The Kissing Hand, by Audrey Penn, has been a long time favorite story to use for back to school. Especially for our younger students who deal with separation anxiety, often for the first time, this story helps teachers talk with students about their feelings. I loved using this story. But, in a special education classroom, we often have students who are with us for many years and were not as excited to hear this story by year 3. Sometimes, even the best stories can get stale. So, I wanted to share with you a new approach to this favorite story.
At the end of this post, be sure to download the free sorting activity add a new twist to this back to school story.
As our students come back to school, they are faced with many changes. Our students with social and emotional challenges can often find these changes more challenging than other students do. That brings me to the first new way to look at this story:
Dealing with Change
The bravery of this little raccoon is the perfect way to address constructive ways students can deal with change and the emotions that come with it. Of course social stories are a natural fit, but also adding related activities to explore further ways students can deal with the stress are also important.
Pull out the resources you may already have on dealing with change, and work them into your literacy lessons focused on The Kissing Hand. Social stories, circle maps, sorting appropriate and less appropriate ways to deal with your emotions, and power cards are all great ways to teach students on how to deal with change. (To read more about using power cards, visit my blog post on how to use them HERE.)
A Nonfiction Study
I know it is the doctor (veterinarian) in me, but I love exposing students to nonfiction studies on different animals. That is why I chose to put together a short unit on raccoons to use with this story. Often, our students have an easier time comprehending nonfiction content.
Raccoons actually play an important role in our ecosystem. They are masters at adapting to the extreme changes humans make to the environment. Due to the fear of rabies, raccoons have earned a reputation of a potential hazard. Although they certainly can carry this disease, it is not nearly as common as people fear. More often than not when a raccoon gets too close to a home or populated area (like a campground,) they are simply foraging for food.
If you do not want to take the time to put together an entire unit on raccoons, look for some National Geographic or other wildlife magazines that feature raccoons. In the past, I have even just quickly printed out some google images to pass around and share with the students.
If you would like to grab this sorting activity I created to go with my Kissing Hand unit, click the button below. It contains photos of real animals, some of which are raccoons and some that are not. There are also some great suggestions for differentiating this activity even more if needed.

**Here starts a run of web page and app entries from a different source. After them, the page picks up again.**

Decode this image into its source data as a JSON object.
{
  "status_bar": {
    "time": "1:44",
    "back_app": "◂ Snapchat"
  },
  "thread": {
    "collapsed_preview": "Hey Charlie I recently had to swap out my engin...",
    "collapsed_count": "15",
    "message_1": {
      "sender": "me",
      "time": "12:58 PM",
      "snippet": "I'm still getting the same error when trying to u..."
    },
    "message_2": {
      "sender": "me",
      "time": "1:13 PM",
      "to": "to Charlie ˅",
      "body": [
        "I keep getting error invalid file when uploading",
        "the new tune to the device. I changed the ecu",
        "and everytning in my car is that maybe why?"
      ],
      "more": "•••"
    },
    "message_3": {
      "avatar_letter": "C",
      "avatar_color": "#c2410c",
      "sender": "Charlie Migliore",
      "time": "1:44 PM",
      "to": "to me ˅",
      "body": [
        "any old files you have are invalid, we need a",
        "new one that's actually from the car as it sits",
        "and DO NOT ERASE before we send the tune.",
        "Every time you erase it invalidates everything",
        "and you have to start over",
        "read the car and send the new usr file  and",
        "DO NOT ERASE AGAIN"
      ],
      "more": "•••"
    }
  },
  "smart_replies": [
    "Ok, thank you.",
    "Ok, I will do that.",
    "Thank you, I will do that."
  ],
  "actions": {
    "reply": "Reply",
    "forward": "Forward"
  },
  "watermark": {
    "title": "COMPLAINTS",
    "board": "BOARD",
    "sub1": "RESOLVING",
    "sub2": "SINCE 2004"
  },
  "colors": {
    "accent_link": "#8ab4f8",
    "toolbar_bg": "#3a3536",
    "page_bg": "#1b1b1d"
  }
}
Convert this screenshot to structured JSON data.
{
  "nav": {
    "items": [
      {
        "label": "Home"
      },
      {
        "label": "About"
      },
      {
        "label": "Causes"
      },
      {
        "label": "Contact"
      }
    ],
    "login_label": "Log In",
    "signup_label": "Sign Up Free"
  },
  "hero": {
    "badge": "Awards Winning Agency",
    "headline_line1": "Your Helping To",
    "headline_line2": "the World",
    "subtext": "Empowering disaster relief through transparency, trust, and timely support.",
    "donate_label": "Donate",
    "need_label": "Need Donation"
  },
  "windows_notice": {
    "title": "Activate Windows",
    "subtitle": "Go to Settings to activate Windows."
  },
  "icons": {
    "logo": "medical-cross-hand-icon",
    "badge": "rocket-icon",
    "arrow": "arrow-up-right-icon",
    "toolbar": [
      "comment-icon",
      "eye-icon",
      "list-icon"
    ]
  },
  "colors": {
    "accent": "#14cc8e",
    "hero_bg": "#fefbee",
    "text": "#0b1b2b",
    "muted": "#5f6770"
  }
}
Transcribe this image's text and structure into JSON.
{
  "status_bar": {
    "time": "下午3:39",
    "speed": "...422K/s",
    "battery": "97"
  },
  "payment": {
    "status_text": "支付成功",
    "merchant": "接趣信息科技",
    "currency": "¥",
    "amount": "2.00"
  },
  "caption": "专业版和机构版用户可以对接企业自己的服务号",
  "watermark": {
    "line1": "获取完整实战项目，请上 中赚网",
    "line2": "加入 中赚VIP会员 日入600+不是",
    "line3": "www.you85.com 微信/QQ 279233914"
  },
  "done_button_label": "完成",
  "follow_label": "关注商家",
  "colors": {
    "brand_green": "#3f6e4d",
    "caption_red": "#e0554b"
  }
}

I hope this has inspired you to breathe new life into an old favorite. Yes, I still made the heart in the hand craft every year. But, these additions made the story seem new and fresh to my students who had been with my for a few years.
If you would like to check out my entire unit on the Kissing Hand. CLICK HERE